UniFrance, the French film promotion organization, released a letter on Friday supporting Maimouna Doucouré, the helmer of Netflix film “Cuties,” which has been the subject of a backlash on social media for allegedly “sexualizing” young girls.

UniFrance, which also gave its support for the movie’s producer, Zangro and Paris-based distributor Bac Films, is the latest French film body to side with Doucouré. Earlier this week, the country’s authors, directors and producers guild, La Société Civile des Auteurs Réalisateurs et Producteurs, known as ARP, said calls for the film’s boycott are a “grave attack on freedom of creation,” carried out by the “most conservative of Americans.”

For UniFrance, the “call to boycott the film and to have it removed from the Netflix catalog, in addition to the hate messages, insults, and unfounded speculations about the intent of the director and her producers, pose a serious threat to the very space that cinema seeks to open up: a space of discussion, reflection, and of helping us to see beyond our own preconceived ideas.”

“Over the past several weeks, we have been closely following the exceptionally violent reaction to the film in the United States, during a Presidential election campaign in full swing,” said the letter.

UniFrance said they were committed “to supporting the freedom of artistic creation and expression” to allow cinema “to reach beyond borders and boundaries, and to offer a critical and constructive viewpoint on the world and the excesses of today’s societies.”

“‘Cuties’ appeals to our sense of discernment, be that on an individual or a collective level, and calls on us to assume our responsibilities,” said the French film org.

UniFrance said it was important to ensure that Doucouré could promote her film around the world and speak freely without running the risk of receiving threats.”

A campaign waged against Netflix over “Cuties” and the film’s allegedly sexualized portrayal of children produced a surge in cancellations of Netflix subscriptions in the U.S. last weekend, according to research company YipitData, and the Council on American-Islamic Relations out of Washington, D.C. is the latest org to call on the streaming giant to pull the film due to, it claims, a stereotypical portrayal of Muslims.

“Cuties” follows an 11-year-old Senegalese girl living in Paris who joins a “free-spirited dance crew” (called “The Cuties”) to rebel against what she perceives as her Muslim family’s oppressive traditions. In the film, the conflicted protagonist, Amy, and The Cuties perform dance routines to suggestive choreography.

The backlash started last month, when Netflix unveiled a poster for the film that depicted the central characters wearing revealing dance outfits and posing provocatively. Netflix, which bought the film out of the Sundance Film Festival, apologized and withdrew the artwork. But the film itself has also been attacked for going over the line in portraying children in a sexualized manner.

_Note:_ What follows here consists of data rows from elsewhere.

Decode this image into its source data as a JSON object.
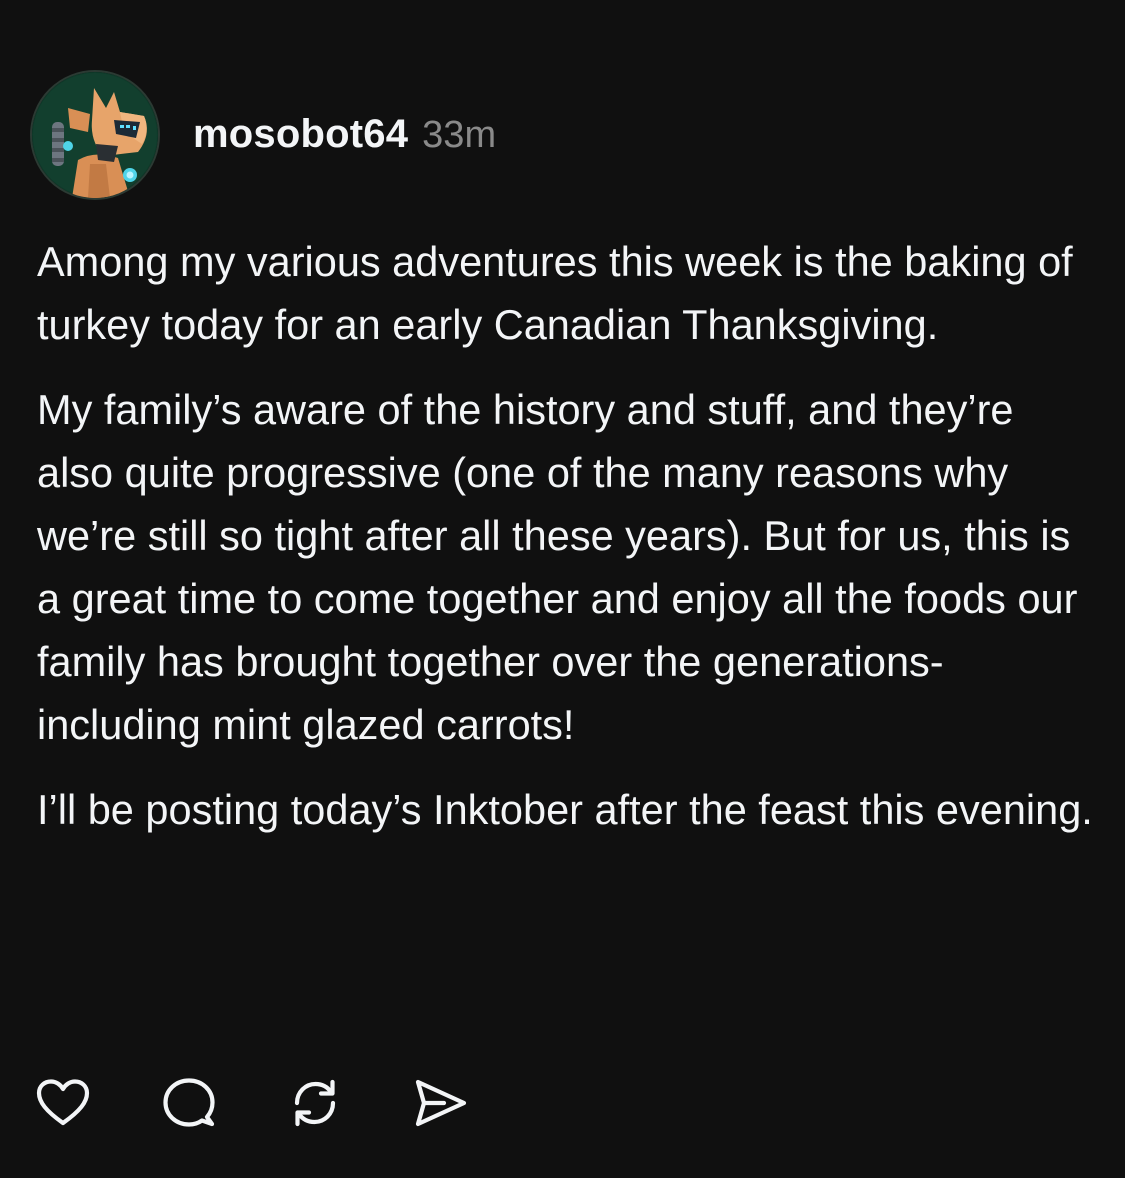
{
  "post": {
    "username": "mosobot64",
    "timestamp": "33m",
    "paragraphs": [
      "Among my various adventures this week is the baking of turkey today for an early Canadian Thanksgiving.",
      "My family’s aware of the history and stuff, and they’re also quite progressive (one of the many reasons why we’re still so tight after all these years). But for us, this is a great time to come together and enjoy all the foods our family has brought together over the generations-including mint glazed carrots!",
      "I’ll be posting today’s Inktober after the feast this evening."
    ]
  },
  "actions": [
    {
      "name": "like",
      "icon": "heart-icon"
    },
    {
      "name": "comment",
      "icon": "comment-bubble-icon"
    },
    {
      "name": "repost",
      "icon": "repost-icon"
    },
    {
      "name": "share",
      "icon": "send-icon"
    }
  ],
  "colors": {
    "background": "#101010",
    "text": "#f3f5f7",
    "muted": "#8a8a8a",
    "icon": "#f3f5f7"
  }
}
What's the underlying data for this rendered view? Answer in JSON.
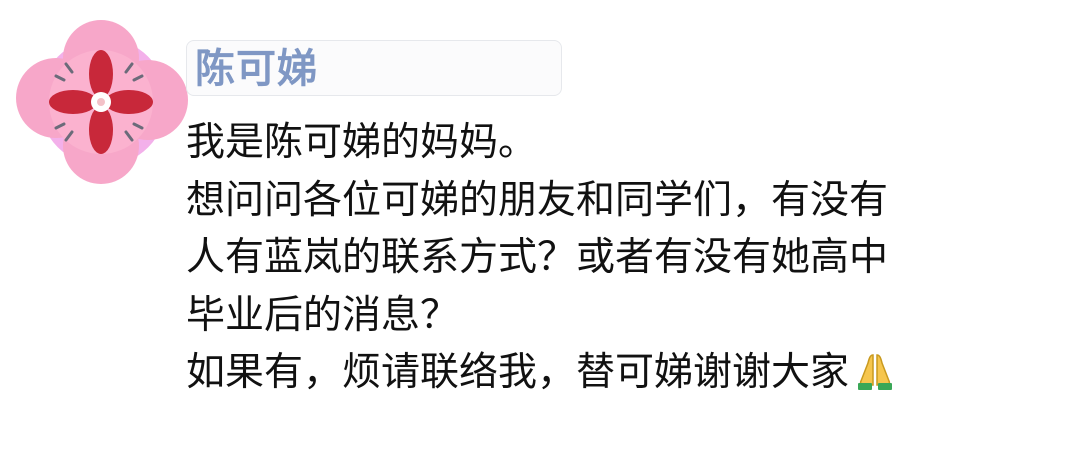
{
  "post": {
    "author_name": "陈可娣",
    "message_lines": [
      "我是陈可娣的妈妈。",
      "想问问各位可娣的朋友和同学们，有没有",
      "人有蓝岚的联系方式？或者有没有她高中",
      "毕业后的消息？",
      "如果有，烦请联络我，替可娣谢谢大家"
    ],
    "trailing_emoji": "praying-hands-icon"
  },
  "colors": {
    "name": "#7f97c4",
    "text": "#111111",
    "avatar_bg": "#f7a7c9",
    "avatar_flower": "#c8283a"
  }
}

Speaking on Monday as part of a virtual 10 Talents to Watch panel hosted by French promotion organization UniFrance, Doucouré said the she didn’t expect that level of criticism since the film was applauded at its Sundance debut in January, and that she’s fighting “the same fight” as her critics.

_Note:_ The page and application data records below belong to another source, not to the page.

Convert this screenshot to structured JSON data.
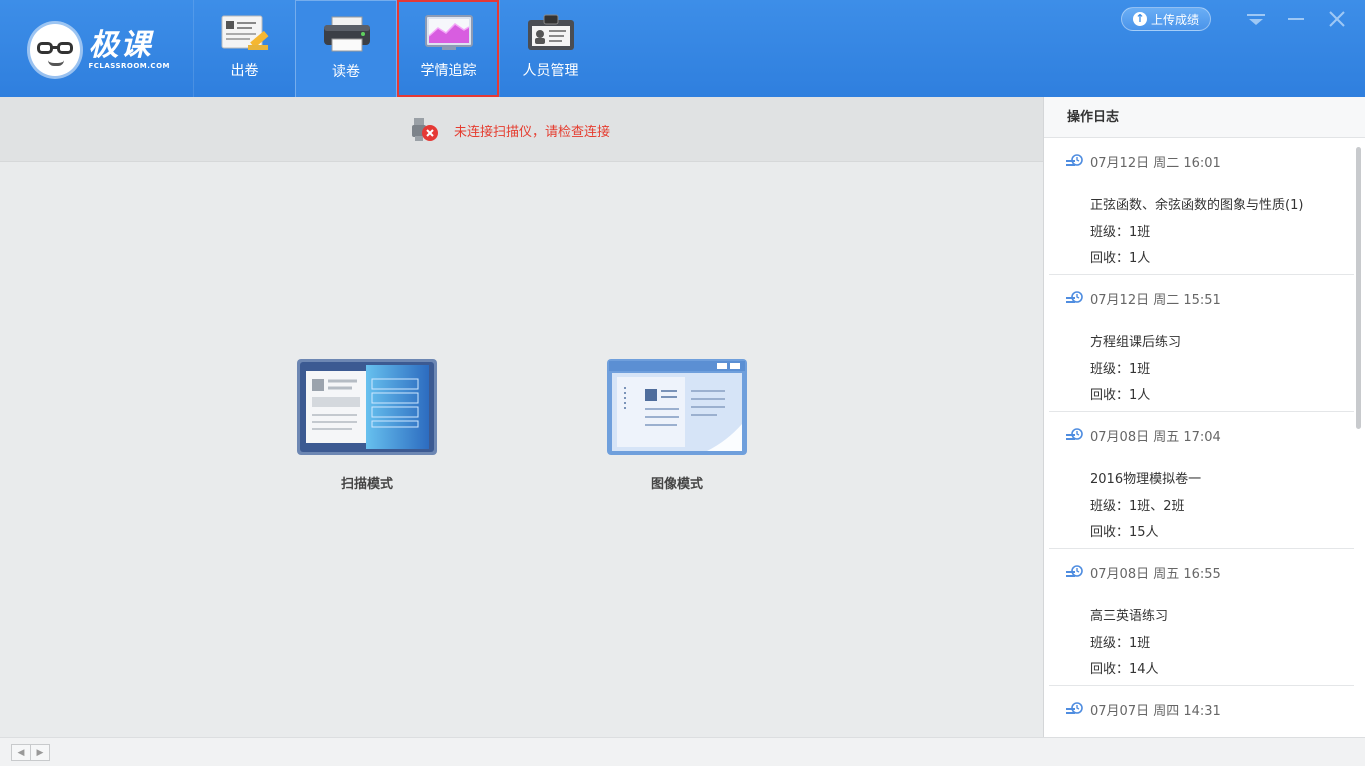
{
  "app": {
    "logo_text": "极课",
    "logo_subtext": "FCLASSROOM.COM"
  },
  "nav": [
    {
      "label": "出卷",
      "icon": "paper-pen-icon"
    },
    {
      "label": "读卷",
      "icon": "printer-icon"
    },
    {
      "label": "学情追踪",
      "icon": "chart-icon"
    },
    {
      "label": "人员管理",
      "icon": "id-card-icon"
    }
  ],
  "header": {
    "upload_label": "上传成绩"
  },
  "status": {
    "message": "未连接扫描仪，请检查连接",
    "color": "#e53d30"
  },
  "modes": {
    "scan_label": "扫描模式",
    "image_label": "图像模式"
  },
  "log": {
    "title": "操作日志",
    "entries": [
      {
        "time": "07月12日 周二 16:01",
        "name": "正弦函数、余弦函数的图象与性质(1)",
        "class": "班级：1班",
        "recv": "回收：1人"
      },
      {
        "time": "07月12日 周二 15:51",
        "name": "方程组课后练习",
        "class": "班级：1班",
        "recv": "回收：1人"
      },
      {
        "time": "07月08日 周五 17:04",
        "name": "2016物理模拟卷一",
        "class": "班级：1班、2班",
        "recv": "回收：15人"
      },
      {
        "time": "07月08日 周五 16:55",
        "name": "高三英语练习",
        "class": "班级：1班",
        "recv": "回收：14人"
      },
      {
        "time": "07月07日 周四 14:31",
        "name": "",
        "class": "",
        "recv": ""
      }
    ]
  },
  "colors": {
    "header_blue": "#3d8ee8",
    "error_red": "#e53d30"
  }
}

UniFrance organizes events in the U.S. throughout the year, notably the UniFrance Rendez-Vous with French Cinema in New York, in partnership with the Film at Lincoln Center.

A critically acclaimed young director, Doucouré previously helmed the short film “Maman(s),” which in 2016 won Sundance’s short film jury prize for international fiction and the Cesar award for best short film. Earlier this year, Doucouré received the Academy Gold Fellowship for Women, a prize given as part of the Academy Women’s Initiative.

The movie was released in French theaters by Bac Films on Aug. 19.